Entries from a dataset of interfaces
-=-=-=-=-
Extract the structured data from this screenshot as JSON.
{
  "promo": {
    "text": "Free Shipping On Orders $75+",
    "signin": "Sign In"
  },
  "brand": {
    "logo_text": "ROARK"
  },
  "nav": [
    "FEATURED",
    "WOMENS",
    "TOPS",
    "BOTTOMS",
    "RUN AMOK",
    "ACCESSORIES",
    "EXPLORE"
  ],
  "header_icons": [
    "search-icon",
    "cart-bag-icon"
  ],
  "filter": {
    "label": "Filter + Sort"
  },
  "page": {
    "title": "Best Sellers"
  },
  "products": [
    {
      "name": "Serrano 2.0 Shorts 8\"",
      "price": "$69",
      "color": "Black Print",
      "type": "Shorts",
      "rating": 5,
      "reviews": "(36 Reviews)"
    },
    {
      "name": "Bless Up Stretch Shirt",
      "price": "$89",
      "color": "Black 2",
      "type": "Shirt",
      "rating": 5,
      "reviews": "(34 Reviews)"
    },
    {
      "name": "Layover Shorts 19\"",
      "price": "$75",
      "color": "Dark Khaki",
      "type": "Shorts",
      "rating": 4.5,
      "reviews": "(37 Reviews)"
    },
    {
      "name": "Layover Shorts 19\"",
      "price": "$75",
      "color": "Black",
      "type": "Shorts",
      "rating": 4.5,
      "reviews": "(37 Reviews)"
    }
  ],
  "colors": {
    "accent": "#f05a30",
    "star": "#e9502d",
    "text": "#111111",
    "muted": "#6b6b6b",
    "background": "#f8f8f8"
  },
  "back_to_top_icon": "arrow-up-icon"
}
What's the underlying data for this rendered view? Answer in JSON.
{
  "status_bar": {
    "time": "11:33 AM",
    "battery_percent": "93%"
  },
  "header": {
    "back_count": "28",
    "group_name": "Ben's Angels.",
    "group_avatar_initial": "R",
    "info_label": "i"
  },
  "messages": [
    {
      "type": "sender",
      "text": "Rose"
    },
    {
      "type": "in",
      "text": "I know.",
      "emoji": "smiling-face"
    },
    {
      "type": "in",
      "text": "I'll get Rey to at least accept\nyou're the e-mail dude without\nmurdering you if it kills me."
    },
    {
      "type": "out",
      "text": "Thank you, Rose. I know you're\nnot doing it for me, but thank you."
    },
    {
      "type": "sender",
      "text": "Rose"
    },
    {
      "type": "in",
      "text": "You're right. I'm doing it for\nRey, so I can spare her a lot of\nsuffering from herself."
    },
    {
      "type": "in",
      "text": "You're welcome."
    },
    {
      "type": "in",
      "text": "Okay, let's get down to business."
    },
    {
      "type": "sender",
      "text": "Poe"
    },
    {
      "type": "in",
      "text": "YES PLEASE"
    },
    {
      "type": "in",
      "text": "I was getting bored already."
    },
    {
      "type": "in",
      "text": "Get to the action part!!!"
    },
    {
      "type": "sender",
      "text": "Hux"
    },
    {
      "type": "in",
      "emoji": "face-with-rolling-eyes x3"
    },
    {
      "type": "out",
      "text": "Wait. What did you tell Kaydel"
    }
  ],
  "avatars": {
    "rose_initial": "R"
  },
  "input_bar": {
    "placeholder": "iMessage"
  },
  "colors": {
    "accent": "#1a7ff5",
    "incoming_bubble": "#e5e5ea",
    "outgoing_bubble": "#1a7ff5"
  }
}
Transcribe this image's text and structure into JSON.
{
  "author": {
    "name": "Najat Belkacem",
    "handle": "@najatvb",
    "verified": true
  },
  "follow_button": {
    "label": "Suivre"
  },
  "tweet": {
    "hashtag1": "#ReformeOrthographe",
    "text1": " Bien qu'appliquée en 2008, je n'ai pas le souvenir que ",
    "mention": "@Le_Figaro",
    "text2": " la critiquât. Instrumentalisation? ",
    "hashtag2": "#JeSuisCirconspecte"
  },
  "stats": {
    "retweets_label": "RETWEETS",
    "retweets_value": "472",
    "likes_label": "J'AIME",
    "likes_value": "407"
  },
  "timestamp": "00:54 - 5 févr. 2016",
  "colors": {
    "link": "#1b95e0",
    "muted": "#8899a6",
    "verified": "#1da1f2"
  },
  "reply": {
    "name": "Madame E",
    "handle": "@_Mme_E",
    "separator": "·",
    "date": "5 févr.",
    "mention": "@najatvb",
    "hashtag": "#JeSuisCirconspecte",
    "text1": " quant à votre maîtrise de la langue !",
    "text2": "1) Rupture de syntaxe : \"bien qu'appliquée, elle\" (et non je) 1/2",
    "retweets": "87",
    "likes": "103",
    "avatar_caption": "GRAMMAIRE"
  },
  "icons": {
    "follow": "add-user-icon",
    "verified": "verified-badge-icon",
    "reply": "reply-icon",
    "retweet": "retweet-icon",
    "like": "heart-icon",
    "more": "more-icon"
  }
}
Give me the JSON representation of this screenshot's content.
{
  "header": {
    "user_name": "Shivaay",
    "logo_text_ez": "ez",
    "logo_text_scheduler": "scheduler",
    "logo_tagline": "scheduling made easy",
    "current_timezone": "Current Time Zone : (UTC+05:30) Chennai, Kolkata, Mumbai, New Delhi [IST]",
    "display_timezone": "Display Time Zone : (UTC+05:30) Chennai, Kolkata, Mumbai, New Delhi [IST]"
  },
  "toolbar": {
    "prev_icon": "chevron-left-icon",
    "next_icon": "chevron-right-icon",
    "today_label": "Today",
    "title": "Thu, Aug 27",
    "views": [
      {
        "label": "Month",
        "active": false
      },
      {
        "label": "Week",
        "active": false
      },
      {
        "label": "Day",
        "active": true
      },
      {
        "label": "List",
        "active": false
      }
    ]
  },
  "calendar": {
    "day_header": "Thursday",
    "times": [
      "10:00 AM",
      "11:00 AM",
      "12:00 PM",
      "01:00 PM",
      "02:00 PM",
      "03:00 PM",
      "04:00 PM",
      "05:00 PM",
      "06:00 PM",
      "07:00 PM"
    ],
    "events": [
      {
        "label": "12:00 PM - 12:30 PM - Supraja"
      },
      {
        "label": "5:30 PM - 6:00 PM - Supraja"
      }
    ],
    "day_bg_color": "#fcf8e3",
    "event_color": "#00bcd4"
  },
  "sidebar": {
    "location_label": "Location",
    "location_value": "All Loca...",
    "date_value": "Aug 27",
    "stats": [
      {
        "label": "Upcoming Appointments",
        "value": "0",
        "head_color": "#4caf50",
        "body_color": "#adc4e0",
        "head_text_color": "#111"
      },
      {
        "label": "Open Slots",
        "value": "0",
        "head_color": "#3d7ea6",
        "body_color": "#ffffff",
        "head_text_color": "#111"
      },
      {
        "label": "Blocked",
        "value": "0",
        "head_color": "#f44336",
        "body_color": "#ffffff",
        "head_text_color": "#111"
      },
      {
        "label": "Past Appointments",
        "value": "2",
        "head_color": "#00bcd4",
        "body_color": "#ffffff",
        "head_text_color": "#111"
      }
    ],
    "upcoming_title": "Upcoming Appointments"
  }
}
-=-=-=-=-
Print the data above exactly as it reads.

Extract the structured data from this screenshot as JSON.
{
  "promo": {
    "text": "Free Shipping On Orders $75+",
    "signin": "Sign In"
  },
  "brand": {
    "logo_text": "ROARK"
  },
  "nav": [
    "FEATURED",
    "WOMENS",
    "TOPS",
    "BOTTOMS",
    "RUN AMOK",
    "ACCESSORIES",
    "EXPLORE"
  ],
  "header_icons": [
    "search-icon",
    "cart-bag-icon"
  ],
  "filter": {
    "label": "Filter + Sort"
  },
  "page": {
    "title": "Best Sellers"
  },
  "products": [
    {
      "name": "Serrano 2.0 Shorts 8\"",
      "price": "$69",
      "color": "Black Print",
      "type": "Shorts",
      "rating": 5,
      "reviews": "(36 Reviews)"
    },
    {
      "name": "Bless Up Stretch Shirt",
      "price": "$89",
      "color": "Black 2",
      "type": "Shirt",
      "rating": 5,
      "reviews": "(34 Reviews)"
    },
    {
      "name": "Layover Shorts 19\"",
      "price": "$75",
      "color": "Dark Khaki",
      "type": "Shorts",
      "rating": 4.5,
      "reviews": "(37 Reviews)"
    },
    {
      "name": "Layover Shorts 19\"",
      "price": "$75",
      "color": "Black",
      "type": "Shorts",
      "rating": 4.5,
      "reviews": "(37 Reviews)"
    }
  ],
  "colors": {
    "accent": "#f05a30",
    "star": "#e9502d",
    "text": "#111111",
    "muted": "#6b6b6b",
    "background": "#f8f8f8"
  },
  "back_to_top_icon": "arrow-up-icon"
}
What's the underlying data for this rendered view? Answer in JSON.
{
  "status_bar": {
    "time": "11:33 AM",
    "battery_percent": "93%"
  },
  "header": {
    "back_count": "28",
    "group_name": "Ben's Angels.",
    "group_avatar_initial": "R",
    "info_label": "i"
  },
  "messages": [
    {
      "type": "sender",
      "text": "Rose"
    },
    {
      "type": "in",
      "text": "I know.",
      "emoji": "smiling-face"
    },
    {
      "type": "in",
      "text": "I'll get Rey to at least accept\nyou're the e-mail dude without\nmurdering you if it kills me."
    },
    {
      "type": "out",
      "text": "Thank you, Rose. I know you're\nnot doing it for me, but thank you."
    },
    {
      "type": "sender",
      "text": "Rose"
    },
    {
      "type": "in",
      "text": "You're right. I'm doing it for\nRey, so I can spare her a lot of\nsuffering from herself."
    },
    {
      "type": "in",
      "text": "You're welcome."
    },
    {
      "type": "in",
      "text": "Okay, let's get down to business."
    },
    {
      "type": "sender",
      "text": "Poe"
    },
    {
      "type": "in",
      "text": "YES PLEASE"
    },
    {
      "type": "in",
      "text": "I was getting bored already."
    },
    {
      "type": "in",
      "text": "Get to the action part!!!"
    },
    {
      "type": "sender",
      "text": "Hux"
    },
    {
      "type": "in",
      "emoji": "face-with-rolling-eyes x3"
    },
    {
      "type": "out",
      "text": "Wait. What did you tell Kaydel"
    }
  ],
  "avatars": {
    "rose_initial": "R"
  },
  "input_bar": {
    "placeholder": "iMessage"
  },
  "colors": {
    "accent": "#1a7ff5",
    "incoming_bubble": "#e5e5ea",
    "outgoing_bubble": "#1a7ff5"
  }
}
Transcribe this image's text and structure into JSON.
{
  "author": {
    "name": "Najat Belkacem",
    "handle": "@najatvb",
    "verified": true
  },
  "follow_button": {
    "label": "Suivre"
  },
  "tweet": {
    "hashtag1": "#ReformeOrthographe",
    "text1": " Bien qu'appliquée en 2008, je n'ai pas le souvenir que ",
    "mention": "@Le_Figaro",
    "text2": " la critiquât. Instrumentalisation? ",
    "hashtag2": "#JeSuisCirconspecte"
  },
  "stats": {
    "retweets_label": "RETWEETS",
    "retweets_value": "472",
    "likes_label": "J'AIME",
    "likes_value": "407"
  },
  "timestamp": "00:54 - 5 févr. 2016",
  "colors": {
    "link": "#1b95e0",
    "muted": "#8899a6",
    "verified": "#1da1f2"
  },
  "reply": {
    "name": "Madame E",
    "handle": "@_Mme_E",
    "separator": "·",
    "date": "5 févr.",
    "mention": "@najatvb",
    "hashtag": "#JeSuisCirconspecte",
    "text1": " quant à votre maîtrise de la langue !",
    "text2": "1) Rupture de syntaxe : \"bien qu'appliquée, elle\" (et non je) 1/2",
    "retweets": "87",
    "likes": "103",
    "avatar_caption": "GRAMMAIRE"
  },
  "icons": {
    "follow": "add-user-icon",
    "verified": "verified-badge-icon",
    "reply": "reply-icon",
    "retweet": "retweet-icon",
    "like": "heart-icon",
    "more": "more-icon"
  }
}
Give me the JSON representation of this screenshot's content.
{
  "header": {
    "user_name": "Shivaay",
    "logo_text_ez": "ez",
    "logo_text_scheduler": "scheduler",
    "logo_tagline": "scheduling made easy",
    "current_timezone": "Current Time Zone : (UTC+05:30) Chennai, Kolkata, Mumbai, New Delhi [IST]",
    "display_timezone": "Display Time Zone : (UTC+05:30) Chennai, Kolkata, Mumbai, New Delhi [IST]"
  },
  "toolbar": {
    "prev_icon": "chevron-left-icon",
    "next_icon": "chevron-right-icon",
    "today_label": "Today",
    "title": "Thu, Aug 27",
    "views": [
      {
        "label": "Month",
        "active": false
      },
      {
        "label": "Week",
        "active": false
      },
      {
        "label": "Day",
        "active": true
      },
      {
        "label": "List",
        "active": false
      }
    ]
  },
  "calendar": {
    "day_header": "Thursday",
    "times": [
      "10:00 AM",
      "11:00 AM",
      "12:00 PM",
      "01:00 PM",
      "02:00 PM",
      "03:00 PM",
      "04:00 PM",
      "05:00 PM",
      "06:00 PM",
      "07:00 PM"
    ],
    "events": [
      {
        "label": "12:00 PM - 12:30 PM - Supraja"
      },
      {
        "label": "5:30 PM - 6:00 PM - Supraja"
      }
    ],
    "day_bg_color": "#fcf8e3",
    "event_color": "#00bcd4"
  },
  "sidebar": {
    "location_label": "Location",
    "location_value": "All Loca...",
    "date_value": "Aug 27",
    "stats": [
      {
        "label": "Upcoming Appointments",
        "value": "0",
        "head_color": "#4caf50",
        "body_color": "#adc4e0",
        "head_text_color": "#111"
      },
      {
        "label": "Open Slots",
        "value": "0",
        "head_color": "#3d7ea6",
        "body_color": "#ffffff",
        "head_text_color": "#111"
      },
      {
        "label": "Blocked",
        "value": "0",
        "head_color": "#f44336",
        "body_color": "#ffffff",
        "head_text_color": "#111"
      },
      {
        "label": "Past Appointments",
        "value": "2",
        "head_color": "#00bcd4",
        "body_color": "#ffffff",
        "head_text_color": "#111"
      }
    ],
    "upcoming_title": "Upcoming Appointments"
  }
}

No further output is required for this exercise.